__TASK BRIEF__: Set down the data below once more, precisely as it reads.

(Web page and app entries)
---+---

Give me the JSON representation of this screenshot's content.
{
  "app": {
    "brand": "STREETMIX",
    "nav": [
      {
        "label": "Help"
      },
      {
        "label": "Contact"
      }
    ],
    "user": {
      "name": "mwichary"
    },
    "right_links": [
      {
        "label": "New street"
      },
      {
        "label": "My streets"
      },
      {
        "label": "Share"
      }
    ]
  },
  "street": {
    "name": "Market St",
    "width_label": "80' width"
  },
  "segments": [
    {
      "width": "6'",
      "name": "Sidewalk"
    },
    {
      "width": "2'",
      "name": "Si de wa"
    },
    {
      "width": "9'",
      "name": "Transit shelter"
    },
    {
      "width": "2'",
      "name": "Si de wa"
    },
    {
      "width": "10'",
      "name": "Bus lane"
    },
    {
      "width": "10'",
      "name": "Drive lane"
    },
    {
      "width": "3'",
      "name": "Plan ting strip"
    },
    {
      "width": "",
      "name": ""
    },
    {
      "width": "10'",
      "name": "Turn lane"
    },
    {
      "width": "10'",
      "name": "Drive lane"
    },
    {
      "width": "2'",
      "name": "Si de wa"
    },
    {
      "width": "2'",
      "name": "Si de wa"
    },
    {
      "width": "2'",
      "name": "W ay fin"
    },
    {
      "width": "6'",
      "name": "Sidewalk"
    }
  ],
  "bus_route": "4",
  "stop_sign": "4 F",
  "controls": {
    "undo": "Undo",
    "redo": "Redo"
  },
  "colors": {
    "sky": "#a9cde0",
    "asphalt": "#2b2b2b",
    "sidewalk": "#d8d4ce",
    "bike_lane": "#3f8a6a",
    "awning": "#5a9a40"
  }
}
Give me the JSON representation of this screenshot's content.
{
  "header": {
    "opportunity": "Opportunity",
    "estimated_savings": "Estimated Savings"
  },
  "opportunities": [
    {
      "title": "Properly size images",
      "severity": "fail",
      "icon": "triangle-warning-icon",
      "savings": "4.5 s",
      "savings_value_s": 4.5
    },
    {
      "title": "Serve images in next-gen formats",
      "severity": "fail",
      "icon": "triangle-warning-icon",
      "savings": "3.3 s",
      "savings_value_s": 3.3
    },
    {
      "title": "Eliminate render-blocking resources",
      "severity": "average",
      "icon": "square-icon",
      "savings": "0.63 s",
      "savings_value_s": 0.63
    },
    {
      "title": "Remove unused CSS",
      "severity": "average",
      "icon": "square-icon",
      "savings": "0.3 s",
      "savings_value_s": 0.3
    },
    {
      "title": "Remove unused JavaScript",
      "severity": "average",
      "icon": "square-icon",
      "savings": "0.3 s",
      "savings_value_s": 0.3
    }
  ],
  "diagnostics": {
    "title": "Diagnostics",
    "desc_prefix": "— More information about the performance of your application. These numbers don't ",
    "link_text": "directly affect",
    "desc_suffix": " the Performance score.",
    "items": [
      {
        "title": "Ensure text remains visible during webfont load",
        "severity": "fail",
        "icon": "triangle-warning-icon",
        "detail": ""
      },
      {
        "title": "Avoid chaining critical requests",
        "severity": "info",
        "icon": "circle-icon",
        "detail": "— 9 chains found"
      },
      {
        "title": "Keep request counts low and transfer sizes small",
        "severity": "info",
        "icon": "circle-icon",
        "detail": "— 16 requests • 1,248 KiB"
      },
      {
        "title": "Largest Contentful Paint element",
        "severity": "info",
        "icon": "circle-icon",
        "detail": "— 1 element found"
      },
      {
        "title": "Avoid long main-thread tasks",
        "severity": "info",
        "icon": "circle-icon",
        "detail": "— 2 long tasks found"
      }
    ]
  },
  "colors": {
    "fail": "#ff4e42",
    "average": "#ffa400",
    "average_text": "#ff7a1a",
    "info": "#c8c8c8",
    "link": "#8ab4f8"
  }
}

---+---

__SOLUTION__:
Give me the JSON representation of this screenshot's content.
{
  "app": {
    "brand": "STREETMIX",
    "nav": [
      {
        "label": "Help"
      },
      {
        "label": "Contact"
      }
    ],
    "user": {
      "name": "mwichary"
    },
    "right_links": [
      {
        "label": "New street"
      },
      {
        "label": "My streets"
      },
      {
        "label": "Share"
      }
    ]
  },
  "street": {
    "name": "Market St",
    "width_label": "80' width"
  },
  "segments": [
    {
      "width": "6'",
      "name": "Sidewalk"
    },
    {
      "width": "2'",
      "name": "Si de wa"
    },
    {
      "width": "9'",
      "name": "Transit shelter"
    },
    {
      "width": "2'",
      "name": "Si de wa"
    },
    {
      "width": "10'",
      "name": "Bus lane"
    },
    {
      "width": "10'",
      "name": "Drive lane"
    },
    {
      "width": "3'",
      "name": "Plan ting strip"
    },
    {
      "width": "",
      "name": ""
    },
    {
      "width": "10'",
      "name": "Turn lane"
    },
    {
      "width": "10'",
      "name": "Drive lane"
    },
    {
      "width": "2'",
      "name": "Si de wa"
    },
    {
      "width": "2'",
      "name": "Si de wa"
    },
    {
      "width": "2'",
      "name": "W ay fin"
    },
    {
      "width": "6'",
      "name": "Sidewalk"
    }
  ],
  "bus_route": "4",
  "stop_sign": "4 F",
  "controls": {
    "undo": "Undo",
    "redo": "Redo"
  },
  "colors": {
    "sky": "#a9cde0",
    "asphalt": "#2b2b2b",
    "sidewalk": "#d8d4ce",
    "bike_lane": "#3f8a6a",
    "awning": "#5a9a40"
  }
}
Give me the JSON representation of this screenshot's content.
{
  "header": {
    "opportunity": "Opportunity",
    "estimated_savings": "Estimated Savings"
  },
  "opportunities": [
    {
      "title": "Properly size images",
      "severity": "fail",
      "icon": "triangle-warning-icon",
      "savings": "4.5 s",
      "savings_value_s": 4.5
    },
    {
      "title": "Serve images in next-gen formats",
      "severity": "fail",
      "icon": "triangle-warning-icon",
      "savings": "3.3 s",
      "savings_value_s": 3.3
    },
    {
      "title": "Eliminate render-blocking resources",
      "severity": "average",
      "icon": "square-icon",
      "savings": "0.63 s",
      "savings_value_s": 0.63
    },
    {
      "title": "Remove unused CSS",
      "severity": "average",
      "icon": "square-icon",
      "savings": "0.3 s",
      "savings_value_s": 0.3
    },
    {
      "title": "Remove unused JavaScript",
      "severity": "average",
      "icon": "square-icon",
      "savings": "0.3 s",
      "savings_value_s": 0.3
    }
  ],
  "diagnostics": {
    "title": "Diagnostics",
    "desc_prefix": "— More information about the performance of your application. These numbers don't ",
    "link_text": "directly affect",
    "desc_suffix": " the Performance score.",
    "items": [
      {
        "title": "Ensure text remains visible during webfont load",
        "severity": "fail",
        "icon": "triangle-warning-icon",
        "detail": ""
      },
      {
        "title": "Avoid chaining critical requests",
        "severity": "info",
        "icon": "circle-icon",
        "detail": "— 9 chains found"
      },
      {
        "title": "Keep request counts low and transfer sizes small",
        "severity": "info",
        "icon": "circle-icon",
        "detail": "— 16 requests • 1,248 KiB"
      },
      {
        "title": "Largest Contentful Paint element",
        "severity": "info",
        "icon": "circle-icon",
        "detail": "— 1 element found"
      },
      {
        "title": "Avoid long main-thread tasks",
        "severity": "info",
        "icon": "circle-icon",
        "detail": "— 2 long tasks found"
      }
    ]
  },
  "colors": {
    "fail": "#ff4e42",
    "average": "#ffa400",
    "average_text": "#ff7a1a",
    "info": "#c8c8c8",
    "link": "#8ab4f8"
  }
}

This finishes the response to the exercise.